• [Data for review]
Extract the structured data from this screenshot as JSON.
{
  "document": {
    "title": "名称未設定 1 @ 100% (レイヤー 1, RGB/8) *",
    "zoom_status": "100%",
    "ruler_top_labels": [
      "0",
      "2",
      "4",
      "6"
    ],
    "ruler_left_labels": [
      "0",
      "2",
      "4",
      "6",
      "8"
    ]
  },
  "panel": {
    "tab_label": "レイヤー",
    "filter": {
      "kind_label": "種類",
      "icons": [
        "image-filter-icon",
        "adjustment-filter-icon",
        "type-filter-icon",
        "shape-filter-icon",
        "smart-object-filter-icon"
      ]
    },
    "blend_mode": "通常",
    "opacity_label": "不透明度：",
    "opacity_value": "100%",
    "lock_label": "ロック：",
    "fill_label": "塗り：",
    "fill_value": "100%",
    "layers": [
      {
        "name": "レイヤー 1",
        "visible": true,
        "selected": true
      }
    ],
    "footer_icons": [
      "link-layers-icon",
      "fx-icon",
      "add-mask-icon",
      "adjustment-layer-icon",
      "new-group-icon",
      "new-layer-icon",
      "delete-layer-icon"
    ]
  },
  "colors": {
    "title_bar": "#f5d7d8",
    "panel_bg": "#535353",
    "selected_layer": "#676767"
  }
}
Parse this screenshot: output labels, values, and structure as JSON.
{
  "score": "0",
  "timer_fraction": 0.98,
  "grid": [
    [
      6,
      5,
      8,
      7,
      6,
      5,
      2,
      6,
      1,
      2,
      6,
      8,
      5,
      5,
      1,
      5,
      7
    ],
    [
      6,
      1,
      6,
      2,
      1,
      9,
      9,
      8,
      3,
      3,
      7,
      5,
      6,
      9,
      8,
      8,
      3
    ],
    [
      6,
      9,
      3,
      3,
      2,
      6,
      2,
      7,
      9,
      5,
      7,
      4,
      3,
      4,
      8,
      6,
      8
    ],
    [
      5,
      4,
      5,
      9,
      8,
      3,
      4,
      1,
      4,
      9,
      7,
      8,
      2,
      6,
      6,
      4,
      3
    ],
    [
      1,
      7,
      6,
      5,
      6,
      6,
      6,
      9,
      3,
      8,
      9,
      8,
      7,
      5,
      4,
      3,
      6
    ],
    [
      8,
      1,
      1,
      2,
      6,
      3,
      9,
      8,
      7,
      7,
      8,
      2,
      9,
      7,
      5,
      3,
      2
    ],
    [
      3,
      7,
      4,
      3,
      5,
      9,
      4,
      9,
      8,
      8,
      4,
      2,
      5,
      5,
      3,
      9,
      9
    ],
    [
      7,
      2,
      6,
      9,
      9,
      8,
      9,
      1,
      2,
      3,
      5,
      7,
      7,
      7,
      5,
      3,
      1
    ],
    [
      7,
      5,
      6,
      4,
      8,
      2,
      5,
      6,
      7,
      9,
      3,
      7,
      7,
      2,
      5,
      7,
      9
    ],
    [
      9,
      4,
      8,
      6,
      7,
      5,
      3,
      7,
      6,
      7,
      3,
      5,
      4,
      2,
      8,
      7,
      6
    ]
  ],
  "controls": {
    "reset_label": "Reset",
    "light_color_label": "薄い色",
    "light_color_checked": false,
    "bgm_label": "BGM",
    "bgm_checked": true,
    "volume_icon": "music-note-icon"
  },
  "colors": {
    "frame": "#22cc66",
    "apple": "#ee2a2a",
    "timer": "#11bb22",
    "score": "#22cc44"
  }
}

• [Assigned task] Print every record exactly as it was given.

• [Output for this task]
Extract the structured data from this screenshot as JSON.
{
  "document": {
    "title": "名称未設定 1 @ 100% (レイヤー 1, RGB/8) *",
    "zoom_status": "100%",
    "ruler_top_labels": [
      "0",
      "2",
      "4",
      "6"
    ],
    "ruler_left_labels": [
      "0",
      "2",
      "4",
      "6",
      "8"
    ]
  },
  "panel": {
    "tab_label": "レイヤー",
    "filter": {
      "kind_label": "種類",
      "icons": [
        "image-filter-icon",
        "adjustment-filter-icon",
        "type-filter-icon",
        "shape-filter-icon",
        "smart-object-filter-icon"
      ]
    },
    "blend_mode": "通常",
    "opacity_label": "不透明度：",
    "opacity_value": "100%",
    "lock_label": "ロック：",
    "fill_label": "塗り：",
    "fill_value": "100%",
    "layers": [
      {
        "name": "レイヤー 1",
        "visible": true,
        "selected": true
      }
    ],
    "footer_icons": [
      "link-layers-icon",
      "fx-icon",
      "add-mask-icon",
      "adjustment-layer-icon",
      "new-group-icon",
      "new-layer-icon",
      "delete-layer-icon"
    ]
  },
  "colors": {
    "title_bar": "#f5d7d8",
    "panel_bg": "#535353",
    "selected_layer": "#676767"
  }
}
Parse this screenshot: output labels, values, and structure as JSON.
{
  "score": "0",
  "timer_fraction": 0.98,
  "grid": [
    [
      6,
      5,
      8,
      7,
      6,
      5,
      2,
      6,
      1,
      2,
      6,
      8,
      5,
      5,
      1,
      5,
      7
    ],
    [
      6,
      1,
      6,
      2,
      1,
      9,
      9,
      8,
      3,
      3,
      7,
      5,
      6,
      9,
      8,
      8,
      3
    ],
    [
      6,
      9,
      3,
      3,
      2,
      6,
      2,
      7,
      9,
      5,
      7,
      4,
      3,
      4,
      8,
      6,
      8
    ],
    [
      5,
      4,
      5,
      9,
      8,
      3,
      4,
      1,
      4,
      9,
      7,
      8,
      2,
      6,
      6,
      4,
      3
    ],
    [
      1,
      7,
      6,
      5,
      6,
      6,
      6,
      9,
      3,
      8,
      9,
      8,
      7,
      5,
      4,
      3,
      6
    ],
    [
      8,
      1,
      1,
      2,
      6,
      3,
      9,
      8,
      7,
      7,
      8,
      2,
      9,
      7,
      5,
      3,
      2
    ],
    [
      3,
      7,
      4,
      3,
      5,
      9,
      4,
      9,
      8,
      8,
      4,
      2,
      5,
      5,
      3,
      9,
      9
    ],
    [
      7,
      2,
      6,
      9,
      9,
      8,
      9,
      1,
      2,
      3,
      5,
      7,
      7,
      7,
      5,
      3,
      1
    ],
    [
      7,
      5,
      6,
      4,
      8,
      2,
      5,
      6,
      7,
      9,
      3,
      7,
      7,
      2,
      5,
      7,
      9
    ],
    [
      9,
      4,
      8,
      6,
      7,
      5,
      3,
      7,
      6,
      7,
      3,
      5,
      4,
      2,
      8,
      7,
      6
    ]
  ],
  "controls": {
    "reset_label": "Reset",
    "light_color_label": "薄い色",
    "light_color_checked": false,
    "bgm_label": "BGM",
    "bgm_checked": true,
    "volume_icon": "music-note-icon"
  },
  "colors": {
    "frame": "#22cc66",
    "apple": "#ee2a2a",
    "timer": "#11bb22",
    "score": "#22cc44"
  }
}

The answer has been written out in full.